  34. ^ "GROOVE ADVENTURE RAVE 〜未完の秘石〜" (in Japanese). Konami. Retrieved May 5, 2013. 
  35. ^ "プルーのだいぼうけん from GROOVE ADVENTURE RAVE" (in Japanese). Konami. Retrieved May 5, 2013. 
  36. ^ "GROOVE ADVENTURE RAVE 〜光と闇の大決戦〜" (in Japanese). Konami. Retrieved May 5, 2013. 
  37. ^ "Konami Ships Two Titles Based on the Popular Anime Property Rave Master" (Press release). GameSpot. March 9, 2005. Retrieved May 5, 2013. 
  38. ^ "Top 100 Graphic Novels Actual--July 2004". ICv2. August 17, 2004. Retrieved May 4, 2013. 
  39. ^ "Top 100 Graphic Novels Actual--December 2004". ICv2. January 18, 2005. Retrieved May 4, 2013. 
  40. ^ Thompson, Jason (2007). Manga: The Complete Guide. Del Rey. ISBN 978-0345485908. 
  41. ^ Beveridge, Chris. "Rave Master Vol. #09". Mania Entertainment. Retrieved May 2, 2013. 
  42. ^ a b Carlyle, Rory (January 1, 2004). "Manga Review: Rave Master 1". UK Anime Network. Retrieved May 2, 2013. 

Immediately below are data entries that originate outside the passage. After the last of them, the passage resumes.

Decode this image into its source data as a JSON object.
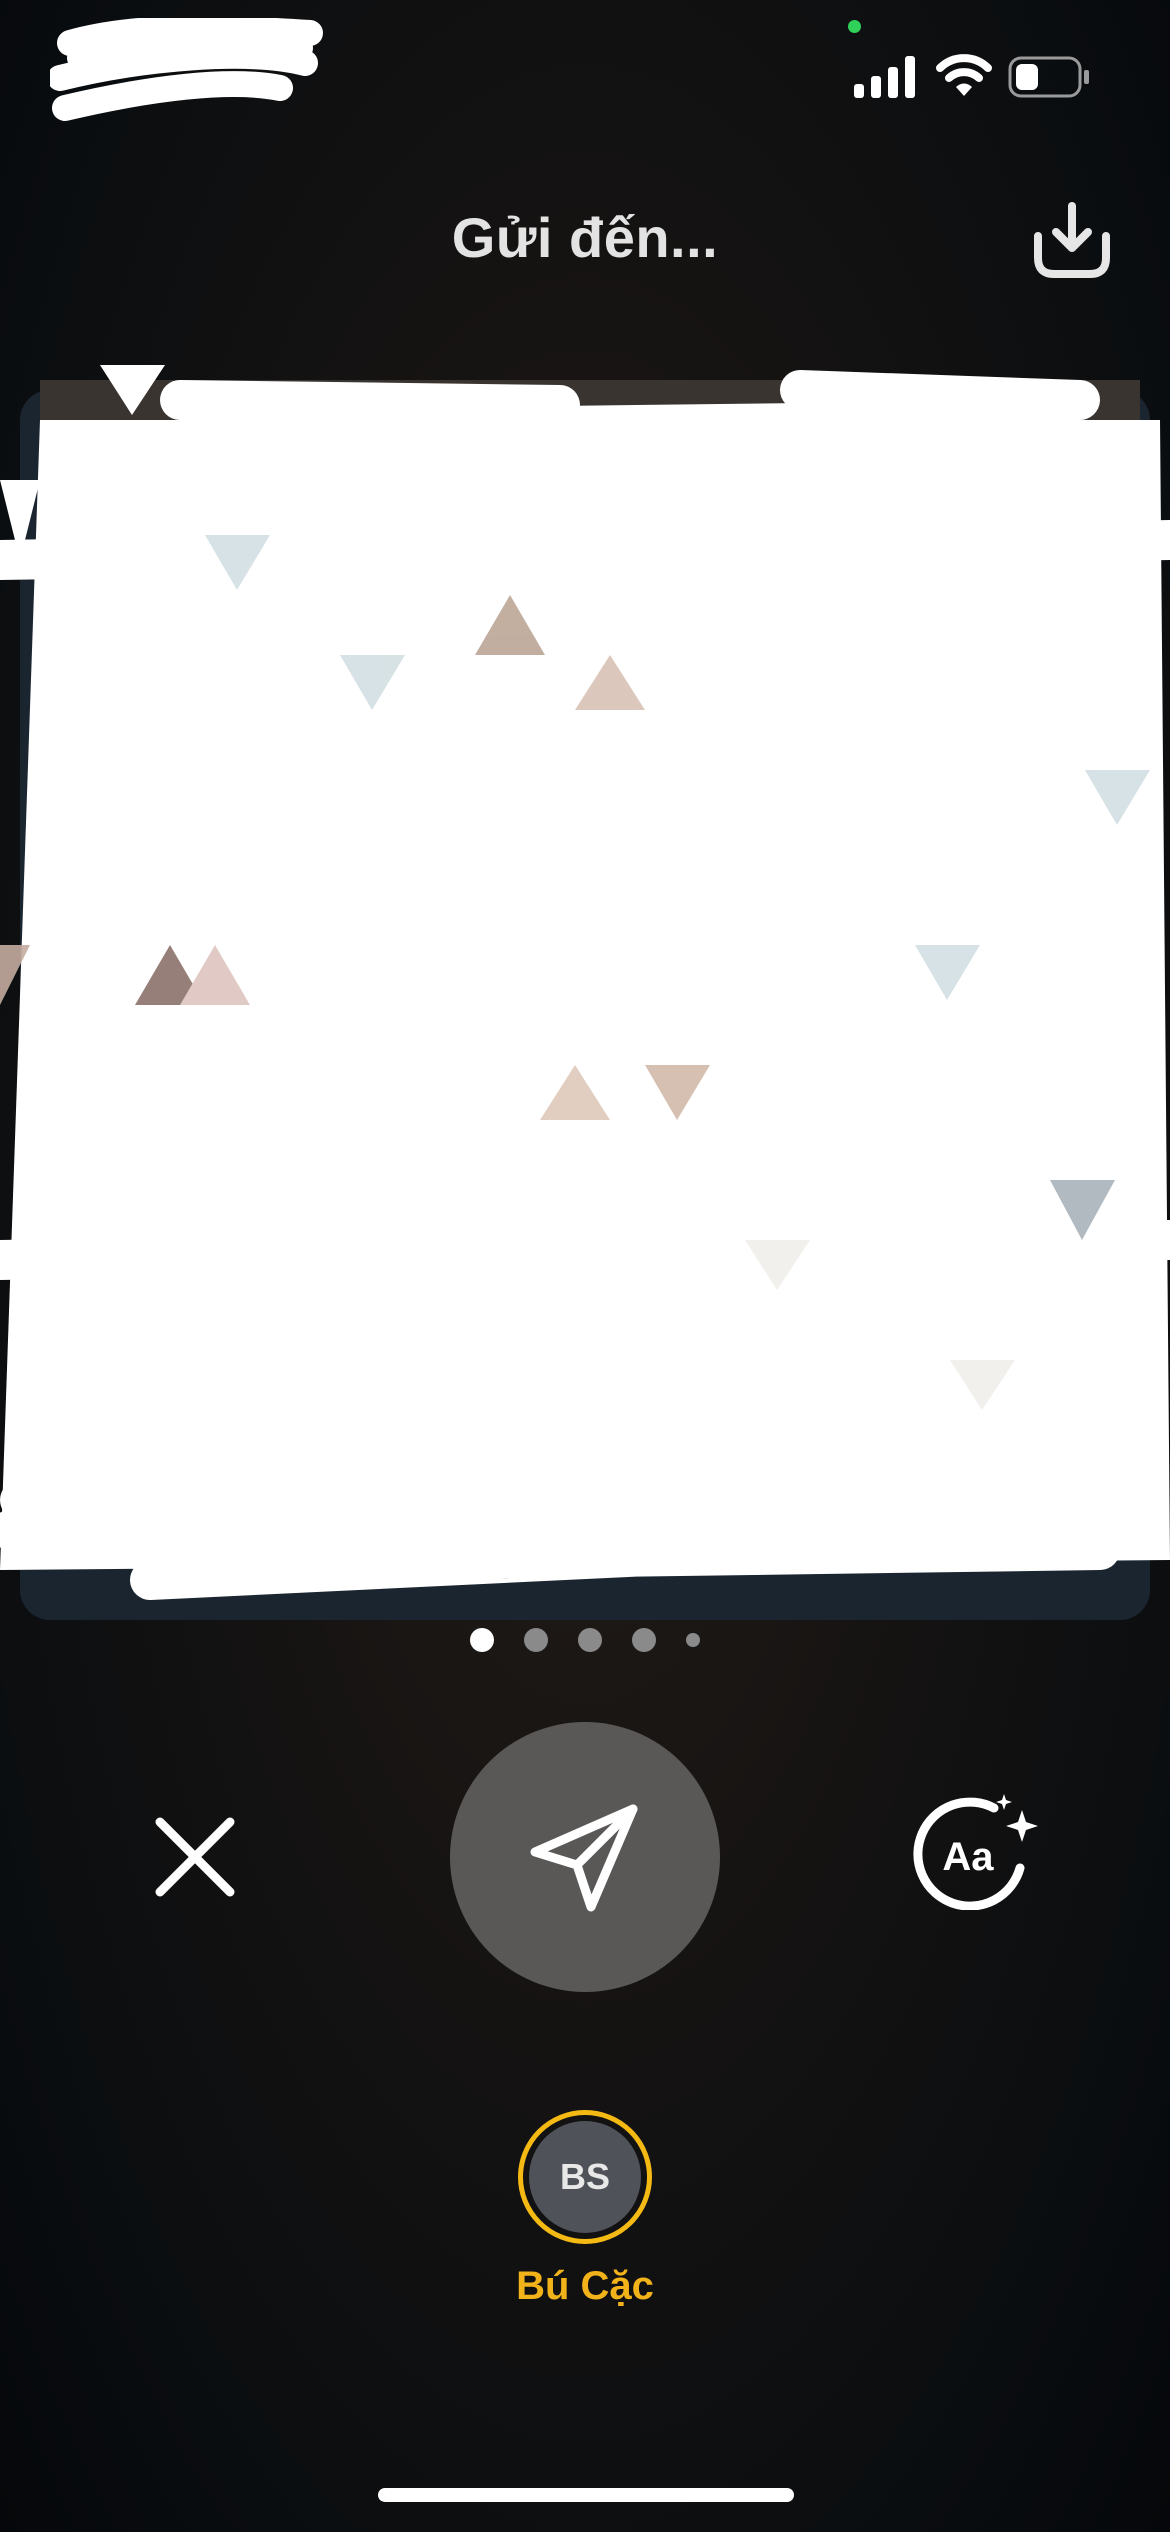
{
  "status_bar": {
    "signal_icon": "cellular-signal-icon",
    "wifi_icon": "wifi-icon",
    "battery_icon": "battery-icon",
    "privacy_indicator_color": "#30d158"
  },
  "header": {
    "title": "Gửi đến...",
    "download_icon": "download-icon"
  },
  "media": {
    "pages_count": 5,
    "active_page": 1
  },
  "controls": {
    "close_icon": "close-icon",
    "send_icon": "send-icon",
    "text_style_icon": "text-effects-icon"
  },
  "recipient": {
    "initials": "BS",
    "name": "Bú Cặc",
    "ring_color": "#f5b914"
  }
}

  43. ^ Divers, Allen (February 5, 2004). "Tankobon Tower Groundhog Day Goodness". Anime News Network. Retrieved May 2, 2013. 
  44. ^ a b c Santos, Carlo (November 8, 2004). "Rave Master DVD 1: Quest Begins". Anime News Network. Retrieved May 5, 2013. 
  45. ^ Sinnott, John (October 12, 2004). "Rave Master DVD 1: Quest Begins". DVDTalk. Retrieved May 5, 2013. 
  46. ^ Santos, Carlo (March 17, 2005 2004). "Rave Master DVD 2: Release the Beasts". Anime News Network. Retrieved May 5, 2013. 

External links[edit]